= 900

(9 19) + (90 19)


= 171 + 1,710
= 1,881
90
19
1,710

The multi-digit multiplication strategies emphasized


in Unit 1 are: partial products, the over strategy, the
5 is half of 10 strategy, and the doubling and halving
strategy. These strategies were developed in fourth
grade and are extended and refined over the course
of this unit. Students work together to summarize
these strategies and represent them using arrays, ratio
tables, and equations, developing posters or anchor
charts for future reference.

More Multiplication Strategies

9
171

1,881

Over
1
100 99
19 1,900 1,881
(100 19) (1 19)
= 1,900 19 = 1,881

Five Is Half of Ten


1
10
5
20
25

36
360
180
720
900

99
1
19 1,900 19 = 1,881

The Math Learning Center 0814

Parents and teachers may reproduce this document for classroom and home use.

www.mathlearningcenter.org

Grade 5, Unit 1: Expressions, Equations & Volume

PROBLEM

COMMENTS

Write an expression with parentheses to represent this


statement: I added 3 and 8 and then multiplied by 7.

Students use parentheses to show which operation


happened first. In this case, 3 and 8 are added and
then their sum (11) is multiplied by 7. Without the
parentheses 3 + 8 7 order of operations dictates
that multiplication happens before addition, yielding a
different answer. We want students to be comfortable
expressing mathematical situations and actions with
the symbolsincluding numerals, operational symbols,
and grouping symbols like parenthesesthat are the
language of mathematics.

(3 + 8) 7

FREQUENTLY ASKED QUESTIONS ABOUT UNIT 1
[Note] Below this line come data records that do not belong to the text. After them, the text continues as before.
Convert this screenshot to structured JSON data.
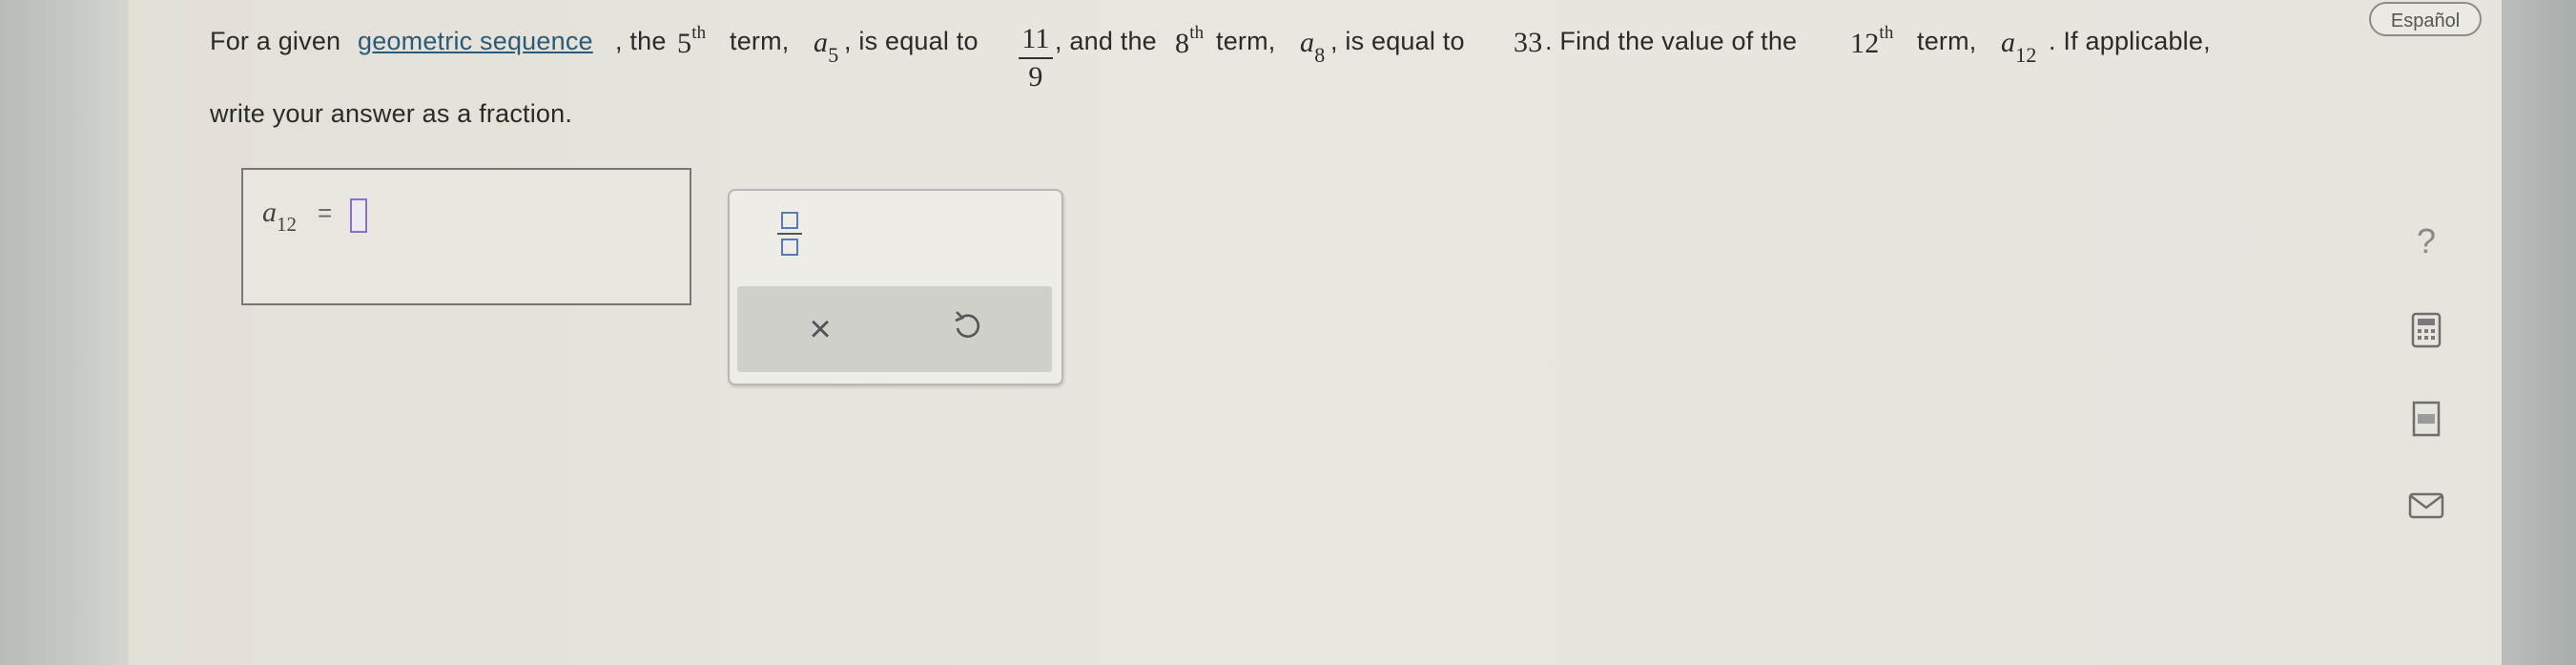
{
  "header": {
    "language_button": "Español"
  },
  "question": {
    "intro": "For a given ",
    "link_text": "geometric sequence",
    "after_link": ", the ",
    "n5": "5",
    "sup_th": "th",
    "term_word": " term, ",
    "a_symbol": "a",
    "sub5": "5",
    "is_equal_to": ", is equal to",
    "frac_num": "11",
    "frac_den": "9",
    "and_the": ", and the ",
    "n8": "8",
    "sub8": "8",
    "is_equal_to_33": ", is equal to ",
    "value33": "33",
    "find_value": ". Find the value of the ",
    "n12": "12",
    "sub12": "12",
    "if_applicable": ". If applicable,",
    "line2": "write your answer as a fraction."
  },
  "answer": {
    "label": "a",
    "label_sub": "12",
    "equals": "=",
    "value": ""
  },
  "palette": {
    "fraction_icon": "fraction-template-icon",
    "clear_icon": "close-icon",
    "undo_icon": "undo-icon",
    "clear_glyph": "×"
  },
  "sidebar": {
    "help_glyph": "?",
    "icons": [
      "help-icon",
      "calculator-icon",
      "reference-icon",
      "mail-icon"
    ]
  },
  "colors": {
    "link": "#2c5a78",
    "input_border": "#8b6fc5",
    "fraction_box": "#5b7bb6"
  }
}
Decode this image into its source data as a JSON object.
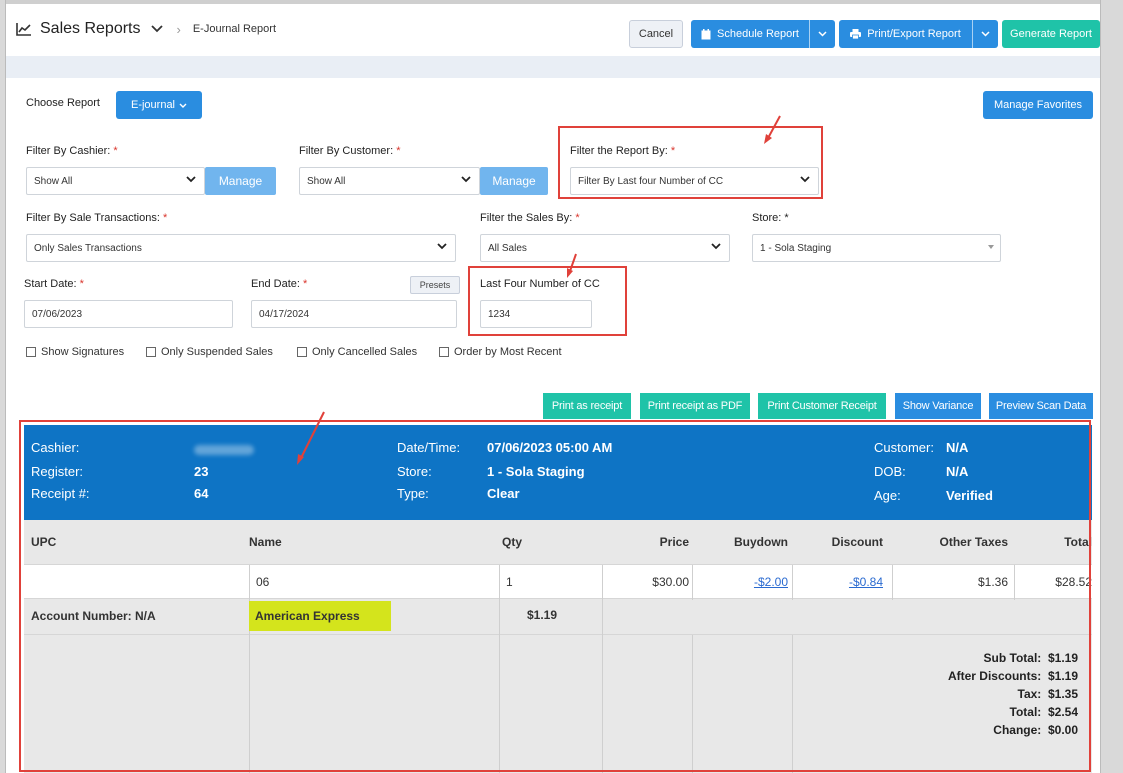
{
  "header": {
    "app_title": "Sales Reports",
    "breadcrumb_sub": "E-Journal Report",
    "cancel_label": "Cancel",
    "schedule_label": "Schedule Report",
    "print_export_label": "Print/Export Report",
    "generate_label": "Generate Report"
  },
  "choose": {
    "label": "Choose Report",
    "selected": "E-journal",
    "manage_favorites": "Manage Favorites"
  },
  "filters": {
    "cashier_label": "Filter By Cashier:",
    "cashier_value": "Show All",
    "customer_label": "Filter By Customer:",
    "customer_value": "Show All",
    "manage_label": "Manage",
    "report_by_label": "Filter the Report By:",
    "report_by_value": "Filter By Last four Number of CC",
    "sale_tx_label": "Filter By Sale Transactions:",
    "sale_tx_value": "Only Sales Transactions",
    "sales_by_label": "Filter the Sales By:",
    "sales_by_value": "All Sales",
    "store_label": "Store:",
    "store_value": "1 - Sola Staging",
    "start_label": "Start Date:",
    "start_value": "07/06/2023",
    "end_label": "End Date:",
    "end_value": "04/17/2024",
    "presets_label": "Presets",
    "last_four_label": "Last Four Number of CC",
    "last_four_value": "1234",
    "required_mark": "*"
  },
  "checkboxes": [
    "Show Signatures",
    "Only Suspended Sales",
    "Only Cancelled Sales",
    "Order by Most Recent"
  ],
  "actions": {
    "print_receipt": "Print as receipt",
    "print_pdf": "Print receipt as PDF",
    "print_customer": "Print Customer Receipt",
    "show_variance": "Show Variance",
    "preview_scan": "Preview Scan Data"
  },
  "receipt": {
    "cashier_label": "Cashier:",
    "register_label": "Register:",
    "register_value": "23",
    "receipt_label": "Receipt #:",
    "receipt_value": "64",
    "datetime_label": "Date/Time:",
    "datetime_value": "07/06/2023 05:00 AM",
    "store_label": "Store:",
    "store_value": "1 - Sola Staging",
    "type_label": "Type:",
    "type_value": "Clear",
    "customer_label": "Customer:",
    "customer_value": "N/A",
    "dob_label": "DOB:",
    "dob_value": "N/A",
    "age_label": "Age:",
    "age_value": "Verified"
  },
  "table": {
    "headers": [
      "UPC",
      "Name",
      "Qty",
      "Price",
      "Buydown",
      "Discount",
      "Other Taxes",
      "Total"
    ],
    "row": {
      "upc": "",
      "name": "06",
      "qty": "1",
      "price": "$30.00",
      "buydown": "-$2.00",
      "discount": "-$0.84",
      "other_taxes": "$1.36",
      "total": "$28.52"
    },
    "account_label": "Account Number: N/A",
    "payment_type": "American Express",
    "payment_amount": "$1.19"
  },
  "totals": {
    "sub_total_label": "Sub Total:",
    "sub_total": "$1.19",
    "after_discounts_label": "After Discounts:",
    "after_discounts": "$1.19",
    "tax_label": "Tax:",
    "tax": "$1.35",
    "total_label": "Total:",
    "total": "$2.54",
    "change_label": "Change:",
    "change": "$0.00"
  },
  "colors": {
    "accent_blue": "#2a8de0",
    "accent_teal": "#1fc3a8",
    "receipt_blue": "#0e74c5",
    "highlight": "#d4e41c",
    "annotation_red": "#e0413a"
  }
}
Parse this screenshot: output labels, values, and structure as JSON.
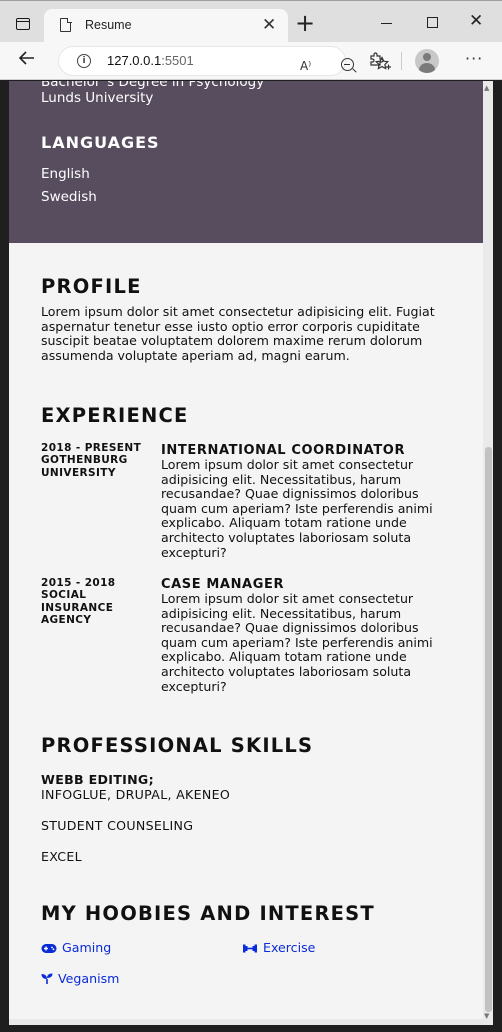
{
  "browser": {
    "tab_title": "Resume",
    "tab_close": "✕",
    "new_tab": "+",
    "url_host": "127.0.0.1",
    "url_port": ":5501",
    "read_aloud": "A⁾",
    "window_close": "✕",
    "menu": "···"
  },
  "sidebar": {
    "education_degree": "Bachelor´s Degree in Psychology",
    "education_school": "Lunds University",
    "languages_heading": "LANGUAGES",
    "languages": [
      "English",
      "Swedish"
    ]
  },
  "main": {
    "profile": {
      "heading": "PROFILE",
      "text": "Lorem ipsum dolor sit amet consectetur adipisicing elit. Fugiat aspernatur tenetur esse iusto optio error corporis cupiditate suscipit beatae voluptatem dolorem maxime rerum dolorum assumenda voluptate aperiam ad, magni earum."
    },
    "experience": {
      "heading": "EXPERIENCE",
      "items": [
        {
          "date": "2018 - PRESENT",
          "org": "GOTHENBURG UNIVERSITY",
          "title": "INTERNATIONAL COORDINATOR",
          "desc": "Lorem ipsum dolor sit amet consectetur adipisicing elit. Necessitatibus, harum recusandae? Quae dignissimos doloribus quam cum aperiam? Iste perferendis animi explicabo. Aliquam totam ratione unde architecto voluptates laboriosam soluta excepturi?"
        },
        {
          "date": "2015 - 2018",
          "org": "SOCIAL INSURANCE AGENCY",
          "title": "CASE MANAGER",
          "desc": "Lorem ipsum dolor sit amet consectetur adipisicing elit. Necessitatibus, harum recusandae? Quae dignissimos doloribus quam cum aperiam? Iste perferendis animi explicabo. Aliquam totam ratione unde architecto voluptates laboriosam soluta excepturi?"
        }
      ]
    },
    "skills": {
      "heading": "PROFESSIONAL SKILLS",
      "web_editing_label": "WEBB EDITING;",
      "web_editing_tools": "INFOGLUE, DRUPAL, AKENEO",
      "counseling": "STUDENT COUNSELING",
      "excel": "EXCEL"
    },
    "hobbies": {
      "heading": "MY HOOBIES AND INTEREST",
      "items": [
        {
          "label": "Gaming",
          "icon": "gamepad-icon"
        },
        {
          "label": "Exercise",
          "icon": "dumbbell-icon"
        },
        {
          "label": "Veganism",
          "icon": "seedling-icon"
        }
      ]
    }
  },
  "colors": {
    "sidebar_bg": "#574d5f",
    "page_bg": "#f4f4f4",
    "link": "#0a2bd8"
  }
}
Q: Why do some of these activities look like what my child did in fourth grade?
A: This unit reviews mathematical concepts while introducing and establishing routines that will be
used in fifth grade. Teachers assess students skill level and plan future lessons based on this review.
There are also several new ideas in Unit 1, including volume and the conventions of writing and
evaluating expressions that include parentheses. A variety of efficient and effective computational
strategies are developed and notated. For example, students already familiar with using landmark
numbers to simplify such combinations as 99 87 now have a way to communicate their thinking
numerically and concisely: 99 87 = (100 87) (1 87). In a similar manner, they have the tools to
communicate and share the strategy of doubling and halving in a mathematically precise way: 25
36 = (25 2) (36 2), or 50 18.

Q: How can I help my child and make homework a successful experience?


A: Homework assignments are sent home two or three times a week during the school year.
Teachers may also send home Daily Practice pages for additional work with concepts and skills.
Although your child is doing similar activities in class, he may need your help at home. Take time
to ask him to explain the assignment to you. If he can describe the task clearly and confidently,
he can probably complete the assignment independently. Your child has used several models
and strategies to solve problems. Encourage him to use ways that make sense to him. Review the
completed assignment, and ask your child to explain his thinking about some of the problems.

The Math Learning Center 0814

Parents and teachers may reproduce this document for classroom and home use.

www.mathlearningcenter.org